[Exercise objective] This exercise asks for every line of the material that includes the word "title".

[Material for the task]
*** Block opens ***
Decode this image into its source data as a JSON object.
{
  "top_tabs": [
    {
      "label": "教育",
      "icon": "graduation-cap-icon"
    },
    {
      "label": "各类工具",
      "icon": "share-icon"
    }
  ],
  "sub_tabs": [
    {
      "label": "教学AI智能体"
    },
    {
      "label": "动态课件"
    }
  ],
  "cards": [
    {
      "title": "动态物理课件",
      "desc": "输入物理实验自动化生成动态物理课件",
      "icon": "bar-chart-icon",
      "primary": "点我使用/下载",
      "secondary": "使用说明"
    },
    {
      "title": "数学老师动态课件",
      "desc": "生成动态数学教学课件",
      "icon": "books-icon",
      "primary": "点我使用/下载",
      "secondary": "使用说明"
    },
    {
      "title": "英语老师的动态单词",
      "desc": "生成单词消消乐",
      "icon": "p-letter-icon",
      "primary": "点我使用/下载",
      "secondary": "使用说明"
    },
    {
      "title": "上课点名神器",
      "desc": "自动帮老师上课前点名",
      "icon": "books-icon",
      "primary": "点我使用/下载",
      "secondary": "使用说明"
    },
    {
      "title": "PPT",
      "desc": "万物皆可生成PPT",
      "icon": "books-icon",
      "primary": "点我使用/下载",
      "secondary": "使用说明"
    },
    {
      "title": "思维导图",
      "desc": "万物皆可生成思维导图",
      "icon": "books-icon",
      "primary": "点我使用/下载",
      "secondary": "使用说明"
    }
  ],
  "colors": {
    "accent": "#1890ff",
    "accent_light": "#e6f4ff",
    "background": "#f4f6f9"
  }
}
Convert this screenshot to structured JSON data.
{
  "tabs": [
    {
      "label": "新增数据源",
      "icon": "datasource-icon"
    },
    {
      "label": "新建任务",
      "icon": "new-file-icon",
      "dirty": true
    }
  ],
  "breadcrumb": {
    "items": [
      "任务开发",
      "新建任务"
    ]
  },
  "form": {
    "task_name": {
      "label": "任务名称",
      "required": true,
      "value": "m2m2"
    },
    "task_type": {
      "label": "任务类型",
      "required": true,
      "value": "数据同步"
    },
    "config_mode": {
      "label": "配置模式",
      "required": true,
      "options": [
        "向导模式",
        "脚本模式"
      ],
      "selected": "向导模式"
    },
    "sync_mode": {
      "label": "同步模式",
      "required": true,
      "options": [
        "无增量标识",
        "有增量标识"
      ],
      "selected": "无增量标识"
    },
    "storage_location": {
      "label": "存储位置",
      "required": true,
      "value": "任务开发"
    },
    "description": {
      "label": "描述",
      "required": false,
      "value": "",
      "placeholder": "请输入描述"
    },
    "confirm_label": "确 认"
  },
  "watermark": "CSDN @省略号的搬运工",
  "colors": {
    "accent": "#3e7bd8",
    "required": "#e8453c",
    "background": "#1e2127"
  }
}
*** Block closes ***
[The completed task]
      "title": "动态物理课件",
      "title": "数学老师动态课件",
      "title": "英语老师的动态单词",
      "title": "上课点名神器",
      "title": "PPT",
      "title": "思维导图",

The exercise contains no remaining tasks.